Austrian privacy activist Max Schrems, head of a new privacy lobby group noyb (None of Your Business), filed the lawsuits which hope to fine Facebook €3.9 billion and Google €3.7 billion. (Source: Irish Times).

Other organisations have also been recipients of hefty lawsuits including, French data protection authority France CNIL, in the case of Google's Android operating system for smartphones, worth $3.7 billion 

Ironically, it makes for a delightful bedtime story.

Yes, really. Not to read, duh. But listening to a 30 minute snippet of the legislation read is apparently a surefire way to fall asleep (perhaps that's not so surprising).

Read by the former narrator of the BBC's Shipping Forecast for the UK, Peter Jefferson, it's said to be soothing enough you'll have no reason to count sheep anymore!

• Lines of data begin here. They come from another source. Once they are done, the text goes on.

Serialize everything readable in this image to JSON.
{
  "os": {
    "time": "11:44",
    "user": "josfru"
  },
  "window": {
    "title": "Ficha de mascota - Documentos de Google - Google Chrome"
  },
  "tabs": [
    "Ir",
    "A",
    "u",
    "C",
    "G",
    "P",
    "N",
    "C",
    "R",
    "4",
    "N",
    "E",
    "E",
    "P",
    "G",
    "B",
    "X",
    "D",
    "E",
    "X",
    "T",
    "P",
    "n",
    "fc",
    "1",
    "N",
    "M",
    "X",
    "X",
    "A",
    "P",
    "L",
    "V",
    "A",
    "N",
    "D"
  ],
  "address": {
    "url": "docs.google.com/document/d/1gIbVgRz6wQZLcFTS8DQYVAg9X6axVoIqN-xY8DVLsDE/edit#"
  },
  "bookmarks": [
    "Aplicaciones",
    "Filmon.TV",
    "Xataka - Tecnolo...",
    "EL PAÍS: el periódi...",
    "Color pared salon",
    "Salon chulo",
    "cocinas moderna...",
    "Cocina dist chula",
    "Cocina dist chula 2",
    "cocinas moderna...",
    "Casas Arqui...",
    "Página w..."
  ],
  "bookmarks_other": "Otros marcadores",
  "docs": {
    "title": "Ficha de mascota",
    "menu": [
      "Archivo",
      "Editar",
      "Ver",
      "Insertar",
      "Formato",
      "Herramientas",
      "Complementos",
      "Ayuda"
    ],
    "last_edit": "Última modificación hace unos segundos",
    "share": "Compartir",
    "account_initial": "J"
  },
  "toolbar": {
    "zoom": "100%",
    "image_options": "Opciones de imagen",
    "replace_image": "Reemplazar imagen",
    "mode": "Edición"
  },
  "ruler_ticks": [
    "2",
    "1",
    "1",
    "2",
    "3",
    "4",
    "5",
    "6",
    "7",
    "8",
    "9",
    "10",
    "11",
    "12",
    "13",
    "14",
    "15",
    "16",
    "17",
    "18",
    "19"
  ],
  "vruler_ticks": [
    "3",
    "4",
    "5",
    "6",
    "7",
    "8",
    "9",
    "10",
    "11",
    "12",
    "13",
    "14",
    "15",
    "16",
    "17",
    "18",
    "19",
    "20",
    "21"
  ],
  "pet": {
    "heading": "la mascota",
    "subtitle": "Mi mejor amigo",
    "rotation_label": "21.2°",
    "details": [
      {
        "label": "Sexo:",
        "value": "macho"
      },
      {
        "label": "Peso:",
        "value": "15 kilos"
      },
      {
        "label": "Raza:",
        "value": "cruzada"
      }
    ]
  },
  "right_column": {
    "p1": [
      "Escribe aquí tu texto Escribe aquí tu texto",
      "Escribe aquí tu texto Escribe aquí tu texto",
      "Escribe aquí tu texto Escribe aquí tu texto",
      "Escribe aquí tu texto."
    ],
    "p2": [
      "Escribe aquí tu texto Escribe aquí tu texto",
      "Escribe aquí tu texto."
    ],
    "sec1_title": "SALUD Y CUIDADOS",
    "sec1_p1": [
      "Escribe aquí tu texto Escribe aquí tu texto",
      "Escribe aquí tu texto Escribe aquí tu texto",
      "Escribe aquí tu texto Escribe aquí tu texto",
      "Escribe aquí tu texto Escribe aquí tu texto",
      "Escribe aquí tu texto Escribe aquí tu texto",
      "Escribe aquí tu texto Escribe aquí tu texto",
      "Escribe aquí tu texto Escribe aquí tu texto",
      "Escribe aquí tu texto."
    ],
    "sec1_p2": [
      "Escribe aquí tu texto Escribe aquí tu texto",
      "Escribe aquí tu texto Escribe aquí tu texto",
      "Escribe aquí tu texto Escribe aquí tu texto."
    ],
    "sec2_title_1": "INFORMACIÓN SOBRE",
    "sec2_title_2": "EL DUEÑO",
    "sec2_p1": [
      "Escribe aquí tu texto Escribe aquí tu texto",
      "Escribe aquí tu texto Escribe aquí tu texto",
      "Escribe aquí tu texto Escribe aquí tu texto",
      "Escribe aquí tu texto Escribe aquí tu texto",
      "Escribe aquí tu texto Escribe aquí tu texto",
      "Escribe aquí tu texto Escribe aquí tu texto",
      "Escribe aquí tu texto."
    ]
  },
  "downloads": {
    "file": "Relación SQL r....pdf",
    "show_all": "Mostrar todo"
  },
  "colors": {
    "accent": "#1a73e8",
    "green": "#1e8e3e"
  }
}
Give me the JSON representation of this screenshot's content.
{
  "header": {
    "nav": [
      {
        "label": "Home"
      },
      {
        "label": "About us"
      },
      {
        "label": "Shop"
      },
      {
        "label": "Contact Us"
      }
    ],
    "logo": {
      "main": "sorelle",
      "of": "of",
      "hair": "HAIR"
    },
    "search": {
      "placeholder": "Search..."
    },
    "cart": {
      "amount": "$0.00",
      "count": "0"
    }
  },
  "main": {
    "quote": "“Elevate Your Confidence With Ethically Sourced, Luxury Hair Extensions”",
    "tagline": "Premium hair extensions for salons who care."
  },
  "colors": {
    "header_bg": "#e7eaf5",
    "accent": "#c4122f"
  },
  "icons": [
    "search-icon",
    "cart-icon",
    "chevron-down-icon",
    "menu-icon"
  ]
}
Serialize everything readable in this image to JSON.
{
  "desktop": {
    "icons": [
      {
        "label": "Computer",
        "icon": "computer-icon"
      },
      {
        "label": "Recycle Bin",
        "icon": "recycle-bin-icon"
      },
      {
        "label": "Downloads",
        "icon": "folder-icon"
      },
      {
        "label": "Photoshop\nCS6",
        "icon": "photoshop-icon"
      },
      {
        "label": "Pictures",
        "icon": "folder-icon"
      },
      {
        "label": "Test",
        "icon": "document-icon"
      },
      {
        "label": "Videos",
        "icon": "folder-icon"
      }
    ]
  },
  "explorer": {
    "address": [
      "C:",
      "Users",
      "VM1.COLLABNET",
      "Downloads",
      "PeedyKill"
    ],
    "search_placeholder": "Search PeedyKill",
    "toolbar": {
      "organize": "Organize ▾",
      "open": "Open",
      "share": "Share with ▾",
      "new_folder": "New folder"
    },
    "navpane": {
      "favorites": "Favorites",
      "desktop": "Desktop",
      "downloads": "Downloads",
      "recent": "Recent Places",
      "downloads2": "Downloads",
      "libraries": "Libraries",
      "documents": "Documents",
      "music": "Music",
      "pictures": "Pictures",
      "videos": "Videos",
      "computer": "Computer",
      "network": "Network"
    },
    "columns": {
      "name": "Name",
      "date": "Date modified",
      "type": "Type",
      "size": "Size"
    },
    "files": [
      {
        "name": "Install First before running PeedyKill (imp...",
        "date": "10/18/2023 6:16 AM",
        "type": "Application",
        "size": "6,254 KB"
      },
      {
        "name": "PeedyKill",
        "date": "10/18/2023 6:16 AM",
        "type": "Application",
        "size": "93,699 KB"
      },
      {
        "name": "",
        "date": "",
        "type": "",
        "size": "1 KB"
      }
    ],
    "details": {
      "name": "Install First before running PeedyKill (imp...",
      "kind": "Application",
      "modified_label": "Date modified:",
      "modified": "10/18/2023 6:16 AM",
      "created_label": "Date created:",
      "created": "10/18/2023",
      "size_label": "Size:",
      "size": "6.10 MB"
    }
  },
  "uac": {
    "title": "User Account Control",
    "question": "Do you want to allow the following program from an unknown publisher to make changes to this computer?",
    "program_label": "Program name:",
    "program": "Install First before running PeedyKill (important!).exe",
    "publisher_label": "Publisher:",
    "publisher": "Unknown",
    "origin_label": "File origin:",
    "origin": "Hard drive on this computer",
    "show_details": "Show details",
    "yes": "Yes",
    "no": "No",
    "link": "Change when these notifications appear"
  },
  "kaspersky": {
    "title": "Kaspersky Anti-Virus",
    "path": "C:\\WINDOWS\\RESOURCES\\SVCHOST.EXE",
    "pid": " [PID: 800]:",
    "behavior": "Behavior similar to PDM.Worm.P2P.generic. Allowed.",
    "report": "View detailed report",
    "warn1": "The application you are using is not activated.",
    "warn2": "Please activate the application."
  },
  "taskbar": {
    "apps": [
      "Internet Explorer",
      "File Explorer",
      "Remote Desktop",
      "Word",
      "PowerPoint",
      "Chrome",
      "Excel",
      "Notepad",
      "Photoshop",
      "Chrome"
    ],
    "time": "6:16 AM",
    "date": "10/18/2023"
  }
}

The GDPR reading is available via Calm, a meditation app available on iOS and Android stores, although for free app users, only a snippet is available.

If you have any questions about GDPR and ensuring your website and marketing activity is compliant with the law, we can offer advice and implement recommendations, but you should always seek clarification and recommendations from your legal representatives. 


Further reading from Thrive: